DATA FOR THE TASK:
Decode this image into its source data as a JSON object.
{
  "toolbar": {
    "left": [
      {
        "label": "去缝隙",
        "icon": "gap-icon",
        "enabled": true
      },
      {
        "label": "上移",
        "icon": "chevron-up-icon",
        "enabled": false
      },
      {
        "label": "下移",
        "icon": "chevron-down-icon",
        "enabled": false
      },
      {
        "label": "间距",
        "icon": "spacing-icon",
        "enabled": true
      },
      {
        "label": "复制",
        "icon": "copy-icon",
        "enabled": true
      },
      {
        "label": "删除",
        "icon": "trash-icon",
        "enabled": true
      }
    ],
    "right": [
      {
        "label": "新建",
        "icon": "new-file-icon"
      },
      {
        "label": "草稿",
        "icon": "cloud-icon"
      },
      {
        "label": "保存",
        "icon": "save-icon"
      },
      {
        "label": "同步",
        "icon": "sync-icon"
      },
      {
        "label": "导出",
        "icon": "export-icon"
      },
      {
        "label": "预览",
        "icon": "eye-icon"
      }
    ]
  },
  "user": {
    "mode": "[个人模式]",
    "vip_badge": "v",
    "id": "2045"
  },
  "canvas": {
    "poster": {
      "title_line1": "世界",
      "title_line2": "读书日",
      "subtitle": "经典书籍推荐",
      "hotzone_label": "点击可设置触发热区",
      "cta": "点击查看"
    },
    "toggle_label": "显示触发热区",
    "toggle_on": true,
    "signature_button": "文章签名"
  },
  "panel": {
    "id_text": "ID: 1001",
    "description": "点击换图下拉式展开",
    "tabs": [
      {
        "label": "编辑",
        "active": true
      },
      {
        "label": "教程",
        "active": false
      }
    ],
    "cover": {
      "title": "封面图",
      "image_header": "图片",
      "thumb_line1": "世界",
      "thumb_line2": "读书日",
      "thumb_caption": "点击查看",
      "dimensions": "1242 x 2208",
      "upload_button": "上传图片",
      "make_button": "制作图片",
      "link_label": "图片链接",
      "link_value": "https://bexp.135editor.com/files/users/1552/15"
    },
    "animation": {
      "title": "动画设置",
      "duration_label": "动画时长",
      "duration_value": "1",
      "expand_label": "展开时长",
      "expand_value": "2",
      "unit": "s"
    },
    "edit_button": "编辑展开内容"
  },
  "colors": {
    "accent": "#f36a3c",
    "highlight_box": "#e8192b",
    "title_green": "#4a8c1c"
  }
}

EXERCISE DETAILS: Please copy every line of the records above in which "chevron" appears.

RESPONSE TO THIS EXERCISE:
        "icon": "chevron-up-icon",
        "icon": "chevron-down-icon",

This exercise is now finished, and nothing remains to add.